1. Cooked dinner. We used the BBQ sauce Mami sent me in my last care package, caramelized onions, mashed some potatoes, and made BBQ baguette sandwiches. Yum.
2. Finally watched The King's Speech.
3. Walked about Phnom Penh, near Toul Tumpong (Russian Market), found a shady coffee shop, and lounged for a few hours.
4. Booked tickets to Bangkok (super excited -- more on that later).
5. Spent a few hours looking at, and deliberating about, cheap airfare to China, Sri Lanka, Malaysian Borneo, Brunei Darrusalem, India ... and decided Malaysian Borneo and Brunei Darrusalem may just work for the upcoming holiday in May. (Crossing my fingers.)
Wednesday, March 9, 2011
I'm a sucker for all the French cookies at Thai Hout grocery store -- and for all the Bonne Maman jams, too. I cannot get enough.
Dinner last night: Also French. Crepes with sugar and lemon. Some delicious Algerian concoction, with egg, sausage, and other things I cannot recall. It was delicious. And for dessert, more crepes and carmelized bananas. Oh my.
I feel as if it's my turn to host something, but the thought of all the logistics makes me lazy.
Here's a confession on this increasingly hot Wednesday afternoon: I never really feel "pretty" in Cambodia. My neurotic issues with the connotation of that word aside, I admit that the heat, sweat, and other things Cambodia made it such that I once felt I was in perpetual post-gym/workout mode -- not that I've had many post-gym/workout moments, I confess.
It's a struggle.
Admittedly, there was once a part of me that said, "Who cares?! I can eschew any sort of aesthetic ideal indefinitely, for a loftier purpose, for meaning, for this work." That lasted all of 2 months. In truth, I'm just not wired that way -- I need both, I need all. And, more likely, when the entire day seems heavy and dark, and things appear insurmountable, I crave the simplicity and comfort of putting on red lipstick, a pretty silk Mayle dress, and a pair of RC sandals/clogs/heels (actually, no heels because the jagged street + heels would surely bring about my death).

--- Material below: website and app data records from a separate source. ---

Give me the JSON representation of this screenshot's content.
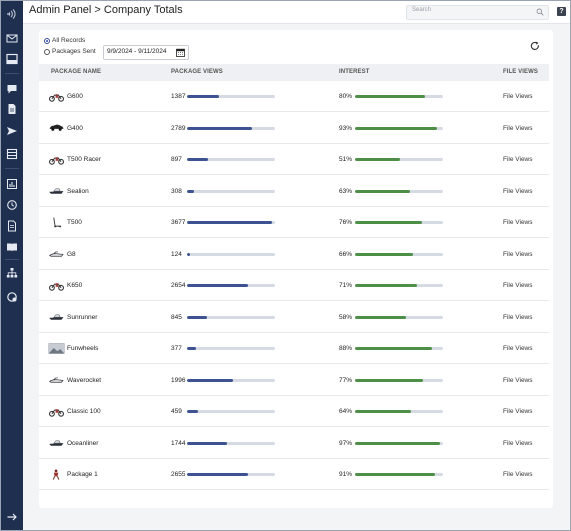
{
  "header": {
    "title": "Admin Panel > Company Totals",
    "search_placeholder": "Search",
    "help_label": "?"
  },
  "sidebar": {
    "icons": [
      "logo-icon",
      "mail-icon",
      "inbox-icon",
      "chat-icon",
      "document-icon",
      "send-icon",
      "stack-icon",
      "report-icon",
      "history-icon",
      "file-icon",
      "book-icon",
      "org-chart-icon",
      "settings-icon",
      "expand-arrow-icon"
    ]
  },
  "filters": {
    "all_records_label": "All Records",
    "packages_sent_label": "Packages Sent",
    "selected": "All Records",
    "date_range": "9/9/2024 - 9/11/2024"
  },
  "table": {
    "columns": [
      "PACKAGE NAME",
      "PACKAGE VIEWS",
      "INTEREST",
      "FILE VIEWS"
    ],
    "max_views": 3800,
    "rows": [
      {
        "name": "G600",
        "icon": "motorcycle-icon",
        "views": 1387,
        "interest": 80,
        "interest_label": "80%",
        "file_views": "File Views"
      },
      {
        "name": "G400",
        "icon": "car-icon",
        "views": 2789,
        "interest": 93,
        "interest_label": "93%",
        "file_views": "File Views"
      },
      {
        "name": "T500 Racer",
        "icon": "motorcycle-icon",
        "views": 897,
        "interest": 51,
        "interest_label": "51%",
        "file_views": "File Views"
      },
      {
        "name": "Sealion",
        "icon": "boat-icon",
        "views": 308,
        "interest": 63,
        "interest_label": "63%",
        "file_views": "File Views"
      },
      {
        "name": "T500",
        "icon": "scooter-icon",
        "views": 3677,
        "interest": 76,
        "interest_label": "76%",
        "file_views": "File Views"
      },
      {
        "name": "G8",
        "icon": "jetski-icon",
        "views": 124,
        "interest": 66,
        "interest_label": "66%",
        "file_views": "File Views"
      },
      {
        "name": "K650",
        "icon": "motorcycle-icon",
        "views": 2654,
        "interest": 71,
        "interest_label": "71%",
        "file_views": "File Views"
      },
      {
        "name": "Sunrunner",
        "icon": "boat-icon",
        "views": 845,
        "interest": 58,
        "interest_label": "58%",
        "file_views": "File Views"
      },
      {
        "name": "Funwheels",
        "icon": "photo-icon",
        "views": 377,
        "interest": 88,
        "interest_label": "88%",
        "file_views": "File Views"
      },
      {
        "name": "Waverocket",
        "icon": "jetski-icon",
        "views": 1996,
        "interest": 77,
        "interest_label": "77%",
        "file_views": "File Views"
      },
      {
        "name": "Classic 100",
        "icon": "motorcycle-icon",
        "views": 459,
        "interest": 64,
        "interest_label": "64%",
        "file_views": "File Views"
      },
      {
        "name": "Oceanliner",
        "icon": "boat-icon",
        "views": 1744,
        "interest": 97,
        "interest_label": "97%",
        "file_views": "File Views"
      },
      {
        "name": "Package 1",
        "icon": "figure-icon",
        "views": 2655,
        "interest": 91,
        "interest_label": "91%",
        "file_views": "File Views"
      }
    ]
  },
  "colors": {
    "sidebar": "#1f2f4f",
    "views_bar": "#3d5290",
    "interest_bar": "#4e8f47",
    "track": "#d6dbe3"
  }
}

On my last visit to Los Angeles, I packed even more dresses into my suitcase, including a few Mayle numbers, which I now guard closely. I went through my 3.1 Lim acquisitions and imported an old red bag I once found on eBay. I rummaged through my earrings and necklaces. I packed more body butter, more lipstick and lipstains, more lacy underpinnings -- more of the simple pleasures that combat the weariness of life in this country.
I saw this hair "how to do." (Click on the link above for instructions.) I think I'll give it a try.
Tuesday, March 8, 2011
Sunday, March 6, 2011
On another note, Stuff Expat Aid Workers Like really is hilarious, if not full of embarrassingly accurate tidbits of truth. A few of my favorites:
It's Monday afternoon, and I am super exhausted. Last week, I traveled to Battambang and then Banteay Meanchey to do research and meet with affected communities. As I walked around the railway communities, I could not ignore the fact that the temperature is steadily climbing in Cambodia, a steady reminder that "hot season" is just around the corner. I remember the season well, as its arrival also marks one year since my move to Cambodia.
I don't relish the thought of the several research trips I will do in the next few months, under the unforgiving heat, only matched in annoyance by the swarm of flies and mosquitos that tend to accompany that climate.
But I must do it -- and besides, my ancillary research on the gender impacts of the Railway Project gives me enough push to get over the not-so-ideal environment.